## EXERCISE DETAILS
Count the lines below that contain "SERVICE". Give only the number.

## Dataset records
+ + +
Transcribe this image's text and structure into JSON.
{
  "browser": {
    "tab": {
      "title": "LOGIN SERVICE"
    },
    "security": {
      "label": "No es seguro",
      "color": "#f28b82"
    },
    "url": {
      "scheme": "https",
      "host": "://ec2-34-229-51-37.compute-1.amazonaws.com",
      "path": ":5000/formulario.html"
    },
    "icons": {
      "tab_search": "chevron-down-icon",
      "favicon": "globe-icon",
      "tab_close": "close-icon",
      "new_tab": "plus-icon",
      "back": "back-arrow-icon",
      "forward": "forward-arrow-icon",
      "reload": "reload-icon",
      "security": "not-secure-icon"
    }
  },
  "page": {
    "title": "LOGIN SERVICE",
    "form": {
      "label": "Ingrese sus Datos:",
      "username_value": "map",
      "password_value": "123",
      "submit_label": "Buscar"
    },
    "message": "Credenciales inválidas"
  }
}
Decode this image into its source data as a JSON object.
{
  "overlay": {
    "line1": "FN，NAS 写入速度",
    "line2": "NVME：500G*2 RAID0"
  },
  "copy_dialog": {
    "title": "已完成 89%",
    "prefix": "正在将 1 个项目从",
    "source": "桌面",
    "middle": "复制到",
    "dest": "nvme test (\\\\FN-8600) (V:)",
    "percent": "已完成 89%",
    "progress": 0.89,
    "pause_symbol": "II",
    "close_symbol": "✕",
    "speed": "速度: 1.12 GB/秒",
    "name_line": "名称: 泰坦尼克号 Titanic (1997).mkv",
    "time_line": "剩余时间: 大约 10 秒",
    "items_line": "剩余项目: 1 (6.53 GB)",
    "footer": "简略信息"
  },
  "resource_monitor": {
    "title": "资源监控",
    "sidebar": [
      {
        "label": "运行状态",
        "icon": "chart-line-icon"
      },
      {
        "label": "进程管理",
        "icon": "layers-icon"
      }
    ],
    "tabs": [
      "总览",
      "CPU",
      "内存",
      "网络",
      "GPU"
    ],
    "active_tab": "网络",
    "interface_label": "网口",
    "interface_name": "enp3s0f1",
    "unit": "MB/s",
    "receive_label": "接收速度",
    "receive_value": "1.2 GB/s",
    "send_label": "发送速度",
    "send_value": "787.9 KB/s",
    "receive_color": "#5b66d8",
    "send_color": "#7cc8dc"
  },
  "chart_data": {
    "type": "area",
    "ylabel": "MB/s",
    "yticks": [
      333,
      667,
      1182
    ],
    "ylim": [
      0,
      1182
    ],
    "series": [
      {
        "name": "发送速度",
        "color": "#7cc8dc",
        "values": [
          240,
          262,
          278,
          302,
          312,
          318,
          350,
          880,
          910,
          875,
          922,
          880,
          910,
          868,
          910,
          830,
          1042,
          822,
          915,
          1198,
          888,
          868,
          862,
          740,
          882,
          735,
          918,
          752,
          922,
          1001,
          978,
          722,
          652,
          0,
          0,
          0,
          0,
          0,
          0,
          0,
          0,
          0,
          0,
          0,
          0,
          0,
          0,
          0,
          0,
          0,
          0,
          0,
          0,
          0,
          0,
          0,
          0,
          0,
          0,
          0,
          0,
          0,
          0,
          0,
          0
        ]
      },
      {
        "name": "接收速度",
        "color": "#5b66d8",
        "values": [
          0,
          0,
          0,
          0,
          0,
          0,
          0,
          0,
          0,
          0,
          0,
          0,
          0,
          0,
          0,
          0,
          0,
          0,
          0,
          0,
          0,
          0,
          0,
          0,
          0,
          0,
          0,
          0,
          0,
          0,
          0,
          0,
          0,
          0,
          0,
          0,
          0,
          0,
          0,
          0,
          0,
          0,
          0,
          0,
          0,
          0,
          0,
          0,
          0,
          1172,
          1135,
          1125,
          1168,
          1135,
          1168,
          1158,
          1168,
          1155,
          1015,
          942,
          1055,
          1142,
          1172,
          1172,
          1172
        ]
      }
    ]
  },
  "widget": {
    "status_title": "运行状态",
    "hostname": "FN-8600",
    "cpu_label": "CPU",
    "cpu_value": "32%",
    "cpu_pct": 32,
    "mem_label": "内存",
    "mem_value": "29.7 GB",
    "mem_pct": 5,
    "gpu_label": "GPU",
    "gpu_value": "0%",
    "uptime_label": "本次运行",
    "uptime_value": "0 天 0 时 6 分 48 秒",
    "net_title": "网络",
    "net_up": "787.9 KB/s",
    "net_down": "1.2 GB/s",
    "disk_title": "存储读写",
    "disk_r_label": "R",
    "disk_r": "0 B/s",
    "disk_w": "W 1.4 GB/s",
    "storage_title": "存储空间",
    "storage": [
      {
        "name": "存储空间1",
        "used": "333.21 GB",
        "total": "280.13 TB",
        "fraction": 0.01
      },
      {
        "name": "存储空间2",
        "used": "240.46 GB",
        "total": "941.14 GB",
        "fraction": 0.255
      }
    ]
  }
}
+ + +
## SOLUTION FOR THIS PROBLEM
2